As Fibro isn’t my only chronic illness, there are several other symptoms I have from other diagnoses that contribute to my fatigue.
1. Essential Tremors seem to take a lot of energy so, the more I shake, the more fatigued I get.
2. I’m still getting several hot flashes per day and it turns out that redistributing the heat in your body generated by a hot flash also takes a great deal of energy.
3. Insomnia means the body doesn’t get all the rest and rejuvenation it needs on a daily basis. After 20yrs, that may have a great deal to do with my lack of energy.
4. Finally, after gaining so much weight after my hysterectomy, I found myself using a great deal of energy just to do normal activities like walking around the grocery store while shopping.
Surgeries Surgeries Everwhere But I Still Have My Appendix: I think I stated before that I’ve had nine surgeries in my life. In all the surgeries I have had, I’ve never had the usual/normal things removed. I still have my tonsils and my appendix! I’m not sure if I’m waiting for a special time or I’m one of the ones who will die with her tonsil/appendix boots on!
Neurologically Nutz: Last, but not least, is the area of my life in which a doctor actually TOLD me to my face that I was weird! So, about a year and a half ago, I was finally diagnosed with Essential Tremors. I’ve had tremors in my hands for a long time, but they usually were attributed to being hungry/sugar levels being low. It turns out, I have tremors not due to any other known cause–which they now diagnose as Essential Tremors. I’m not sure yet what is so essential about them. I could certainly due without them!

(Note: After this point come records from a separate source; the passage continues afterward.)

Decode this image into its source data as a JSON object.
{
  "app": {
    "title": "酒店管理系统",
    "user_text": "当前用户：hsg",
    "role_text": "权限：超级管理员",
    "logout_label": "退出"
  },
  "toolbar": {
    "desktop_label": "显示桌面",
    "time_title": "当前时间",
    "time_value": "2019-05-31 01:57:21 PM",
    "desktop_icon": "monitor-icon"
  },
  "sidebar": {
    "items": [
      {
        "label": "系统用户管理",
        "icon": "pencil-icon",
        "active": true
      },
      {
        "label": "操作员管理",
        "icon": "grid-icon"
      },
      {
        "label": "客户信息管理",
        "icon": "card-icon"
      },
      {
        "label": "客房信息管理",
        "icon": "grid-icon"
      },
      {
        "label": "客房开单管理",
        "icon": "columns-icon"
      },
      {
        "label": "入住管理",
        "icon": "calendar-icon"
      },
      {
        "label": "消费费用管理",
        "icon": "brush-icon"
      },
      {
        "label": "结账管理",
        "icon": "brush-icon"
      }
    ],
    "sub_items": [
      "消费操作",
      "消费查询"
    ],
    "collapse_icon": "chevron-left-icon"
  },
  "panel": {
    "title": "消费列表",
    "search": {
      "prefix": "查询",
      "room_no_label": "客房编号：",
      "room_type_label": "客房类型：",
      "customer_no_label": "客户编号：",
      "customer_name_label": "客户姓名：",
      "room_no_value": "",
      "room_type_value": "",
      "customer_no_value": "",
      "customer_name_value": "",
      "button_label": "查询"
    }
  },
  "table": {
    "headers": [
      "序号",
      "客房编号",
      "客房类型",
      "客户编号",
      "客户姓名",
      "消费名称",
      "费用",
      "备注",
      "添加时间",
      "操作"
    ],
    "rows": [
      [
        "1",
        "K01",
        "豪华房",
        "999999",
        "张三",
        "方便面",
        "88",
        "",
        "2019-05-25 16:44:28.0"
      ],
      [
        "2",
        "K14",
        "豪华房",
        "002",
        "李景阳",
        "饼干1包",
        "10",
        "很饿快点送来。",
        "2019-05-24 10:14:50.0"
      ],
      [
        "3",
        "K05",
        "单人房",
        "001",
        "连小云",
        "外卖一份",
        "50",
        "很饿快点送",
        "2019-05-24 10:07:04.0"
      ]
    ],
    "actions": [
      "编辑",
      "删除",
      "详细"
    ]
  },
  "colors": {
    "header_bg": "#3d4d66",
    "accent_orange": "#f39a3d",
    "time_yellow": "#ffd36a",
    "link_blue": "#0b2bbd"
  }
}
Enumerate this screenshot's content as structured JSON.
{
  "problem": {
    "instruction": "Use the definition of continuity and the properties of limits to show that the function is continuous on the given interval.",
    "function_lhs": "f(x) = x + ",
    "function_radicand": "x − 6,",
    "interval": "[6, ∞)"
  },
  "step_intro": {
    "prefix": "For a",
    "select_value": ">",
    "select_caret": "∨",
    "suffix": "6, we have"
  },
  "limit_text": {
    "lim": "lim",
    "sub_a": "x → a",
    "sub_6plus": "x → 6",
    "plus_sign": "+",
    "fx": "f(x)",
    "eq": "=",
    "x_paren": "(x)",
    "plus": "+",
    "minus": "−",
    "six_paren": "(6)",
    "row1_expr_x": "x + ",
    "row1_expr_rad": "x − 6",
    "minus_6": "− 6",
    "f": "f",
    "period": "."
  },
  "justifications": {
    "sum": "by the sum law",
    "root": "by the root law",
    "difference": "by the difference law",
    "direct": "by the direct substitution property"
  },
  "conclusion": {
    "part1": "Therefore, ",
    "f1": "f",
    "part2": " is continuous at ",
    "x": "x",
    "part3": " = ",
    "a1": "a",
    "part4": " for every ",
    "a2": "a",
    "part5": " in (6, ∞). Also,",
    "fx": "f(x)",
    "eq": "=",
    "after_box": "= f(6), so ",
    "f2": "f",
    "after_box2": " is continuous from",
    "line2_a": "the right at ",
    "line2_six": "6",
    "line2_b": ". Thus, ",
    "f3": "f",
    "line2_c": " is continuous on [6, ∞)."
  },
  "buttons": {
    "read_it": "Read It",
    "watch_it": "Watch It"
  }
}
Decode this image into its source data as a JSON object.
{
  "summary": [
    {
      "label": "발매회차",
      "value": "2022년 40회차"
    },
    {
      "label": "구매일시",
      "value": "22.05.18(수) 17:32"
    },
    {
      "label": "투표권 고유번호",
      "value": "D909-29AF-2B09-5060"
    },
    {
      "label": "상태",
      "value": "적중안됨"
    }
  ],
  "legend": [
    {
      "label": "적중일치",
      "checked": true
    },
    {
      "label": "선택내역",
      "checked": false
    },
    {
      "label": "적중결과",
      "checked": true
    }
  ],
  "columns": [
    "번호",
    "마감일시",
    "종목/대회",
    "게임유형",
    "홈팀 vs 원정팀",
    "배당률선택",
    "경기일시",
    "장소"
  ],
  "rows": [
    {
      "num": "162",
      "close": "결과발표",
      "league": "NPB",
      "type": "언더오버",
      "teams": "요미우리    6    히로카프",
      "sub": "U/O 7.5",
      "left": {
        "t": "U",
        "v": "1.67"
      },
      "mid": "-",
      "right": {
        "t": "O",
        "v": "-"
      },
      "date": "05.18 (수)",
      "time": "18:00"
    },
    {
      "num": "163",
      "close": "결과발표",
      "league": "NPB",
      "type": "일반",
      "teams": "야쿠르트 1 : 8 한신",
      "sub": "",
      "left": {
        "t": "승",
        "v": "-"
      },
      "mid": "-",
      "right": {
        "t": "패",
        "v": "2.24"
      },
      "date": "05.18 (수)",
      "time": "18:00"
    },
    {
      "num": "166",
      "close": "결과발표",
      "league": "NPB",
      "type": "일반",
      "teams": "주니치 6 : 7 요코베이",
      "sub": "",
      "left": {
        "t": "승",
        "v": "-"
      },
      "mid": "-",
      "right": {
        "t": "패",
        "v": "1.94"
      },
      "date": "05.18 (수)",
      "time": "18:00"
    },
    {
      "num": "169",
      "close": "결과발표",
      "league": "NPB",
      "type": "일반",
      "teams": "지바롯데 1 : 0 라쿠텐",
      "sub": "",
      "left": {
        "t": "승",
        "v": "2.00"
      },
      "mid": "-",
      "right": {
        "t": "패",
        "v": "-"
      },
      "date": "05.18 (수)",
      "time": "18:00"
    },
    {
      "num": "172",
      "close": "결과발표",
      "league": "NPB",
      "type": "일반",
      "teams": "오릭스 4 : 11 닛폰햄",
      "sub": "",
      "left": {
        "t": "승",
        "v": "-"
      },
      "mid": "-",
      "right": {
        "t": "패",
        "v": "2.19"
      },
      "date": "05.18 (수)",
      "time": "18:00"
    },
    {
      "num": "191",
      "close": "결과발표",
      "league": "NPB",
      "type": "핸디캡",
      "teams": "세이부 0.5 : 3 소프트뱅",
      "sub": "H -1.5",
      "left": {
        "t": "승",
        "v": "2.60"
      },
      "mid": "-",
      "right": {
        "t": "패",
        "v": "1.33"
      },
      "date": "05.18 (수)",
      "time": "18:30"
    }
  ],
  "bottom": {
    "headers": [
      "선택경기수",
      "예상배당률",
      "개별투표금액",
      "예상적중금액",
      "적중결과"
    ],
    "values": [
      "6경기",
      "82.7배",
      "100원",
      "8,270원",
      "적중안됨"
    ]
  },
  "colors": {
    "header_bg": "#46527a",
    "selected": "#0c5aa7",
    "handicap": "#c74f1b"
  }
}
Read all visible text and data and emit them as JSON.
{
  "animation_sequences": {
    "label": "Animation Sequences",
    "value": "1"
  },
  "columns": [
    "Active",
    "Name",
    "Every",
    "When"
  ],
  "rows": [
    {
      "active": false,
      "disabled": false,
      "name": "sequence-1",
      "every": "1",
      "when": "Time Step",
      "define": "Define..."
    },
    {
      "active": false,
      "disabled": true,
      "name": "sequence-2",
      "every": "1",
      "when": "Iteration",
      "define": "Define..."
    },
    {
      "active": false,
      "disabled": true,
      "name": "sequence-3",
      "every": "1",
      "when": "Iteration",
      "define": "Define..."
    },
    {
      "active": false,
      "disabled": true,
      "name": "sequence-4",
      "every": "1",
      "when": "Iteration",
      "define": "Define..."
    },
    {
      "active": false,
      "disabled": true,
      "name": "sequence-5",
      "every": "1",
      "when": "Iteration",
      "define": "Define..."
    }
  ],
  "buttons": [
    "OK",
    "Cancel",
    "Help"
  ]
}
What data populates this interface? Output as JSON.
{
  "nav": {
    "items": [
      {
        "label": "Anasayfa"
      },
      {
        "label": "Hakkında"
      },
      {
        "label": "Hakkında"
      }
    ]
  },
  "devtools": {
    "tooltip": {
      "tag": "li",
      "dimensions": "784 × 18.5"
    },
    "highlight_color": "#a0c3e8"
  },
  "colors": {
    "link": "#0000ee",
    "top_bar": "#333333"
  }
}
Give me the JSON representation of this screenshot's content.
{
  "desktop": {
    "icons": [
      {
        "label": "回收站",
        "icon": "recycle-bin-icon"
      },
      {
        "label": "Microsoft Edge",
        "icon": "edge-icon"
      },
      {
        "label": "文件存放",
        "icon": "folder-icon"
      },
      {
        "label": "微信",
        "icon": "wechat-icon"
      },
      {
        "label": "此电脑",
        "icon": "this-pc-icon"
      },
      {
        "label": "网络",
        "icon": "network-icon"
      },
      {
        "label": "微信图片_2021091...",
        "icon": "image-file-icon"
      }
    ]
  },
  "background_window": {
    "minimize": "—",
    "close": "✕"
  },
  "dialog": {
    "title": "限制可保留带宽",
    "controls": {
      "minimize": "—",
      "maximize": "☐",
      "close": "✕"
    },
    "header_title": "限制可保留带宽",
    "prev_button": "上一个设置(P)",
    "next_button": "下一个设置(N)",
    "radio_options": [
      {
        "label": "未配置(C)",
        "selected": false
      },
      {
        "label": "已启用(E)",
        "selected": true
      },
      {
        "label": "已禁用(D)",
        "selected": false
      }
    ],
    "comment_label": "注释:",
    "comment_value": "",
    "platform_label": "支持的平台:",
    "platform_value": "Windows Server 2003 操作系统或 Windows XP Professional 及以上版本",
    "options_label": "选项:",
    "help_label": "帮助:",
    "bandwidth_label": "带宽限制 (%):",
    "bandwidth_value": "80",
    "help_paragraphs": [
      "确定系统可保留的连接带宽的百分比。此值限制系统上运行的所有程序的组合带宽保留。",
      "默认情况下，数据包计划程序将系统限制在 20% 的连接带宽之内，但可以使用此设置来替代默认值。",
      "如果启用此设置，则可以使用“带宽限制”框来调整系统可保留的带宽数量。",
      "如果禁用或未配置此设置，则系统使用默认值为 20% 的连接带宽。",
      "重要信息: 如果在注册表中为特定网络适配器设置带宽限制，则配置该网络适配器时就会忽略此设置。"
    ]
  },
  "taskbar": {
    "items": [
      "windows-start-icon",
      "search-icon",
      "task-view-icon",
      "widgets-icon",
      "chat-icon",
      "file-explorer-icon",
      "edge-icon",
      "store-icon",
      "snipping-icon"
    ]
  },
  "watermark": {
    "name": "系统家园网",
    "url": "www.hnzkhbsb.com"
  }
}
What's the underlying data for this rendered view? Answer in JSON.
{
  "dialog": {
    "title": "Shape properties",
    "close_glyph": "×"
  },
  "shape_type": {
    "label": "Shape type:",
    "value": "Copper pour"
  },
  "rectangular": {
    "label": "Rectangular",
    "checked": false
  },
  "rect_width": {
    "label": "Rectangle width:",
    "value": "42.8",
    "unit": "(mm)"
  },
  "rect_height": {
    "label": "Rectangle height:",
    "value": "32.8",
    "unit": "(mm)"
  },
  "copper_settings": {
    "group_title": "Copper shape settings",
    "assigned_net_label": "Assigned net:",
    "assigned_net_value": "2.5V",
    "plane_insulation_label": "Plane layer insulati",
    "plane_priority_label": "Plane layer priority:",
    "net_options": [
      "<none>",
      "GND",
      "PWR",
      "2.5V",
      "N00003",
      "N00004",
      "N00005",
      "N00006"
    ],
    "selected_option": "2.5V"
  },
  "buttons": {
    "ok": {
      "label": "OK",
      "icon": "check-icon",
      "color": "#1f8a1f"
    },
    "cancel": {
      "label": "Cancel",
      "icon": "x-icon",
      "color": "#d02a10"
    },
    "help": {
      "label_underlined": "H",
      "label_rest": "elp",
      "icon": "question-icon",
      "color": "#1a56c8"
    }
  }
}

While the doctor was examining me (and again at the next appointment when he was formally diagnosing me), he kept looking up at me and saying…”hmmm…” I asked him if I stumped him and he said my symptoms don’t make sense. You see, in addition to tremors, I had asked him about my smelling smoke that wasn’t there, feeling water drops on my legs that weren’t there, and feeling something touch the outside of my right leg when something touched the INSIDE of my right leg. He said they could be neurological, but it’s not something he usually sees, he has no idea why my body sends sensory signals the way it does, and I’m just weird.
And I appreciated that! It’s not often you find a doctor who will admit they don’t know it all and not accuse you of making it all up. Although, he DID say it was probably all in my head! ROFL And he’s probably right about that as a lot of the issues that are yet unexplained appear to be neurological.
So, there you are. JoJo is weird–even in all the diagnoses I have that many others share. Does that help make you feel a bit less like a weirdo out there? Can you relate to any of these or have similar things that are different about your experiences? Well, I’ve got one more post for you next week that might help too so come on back next week, ya hear?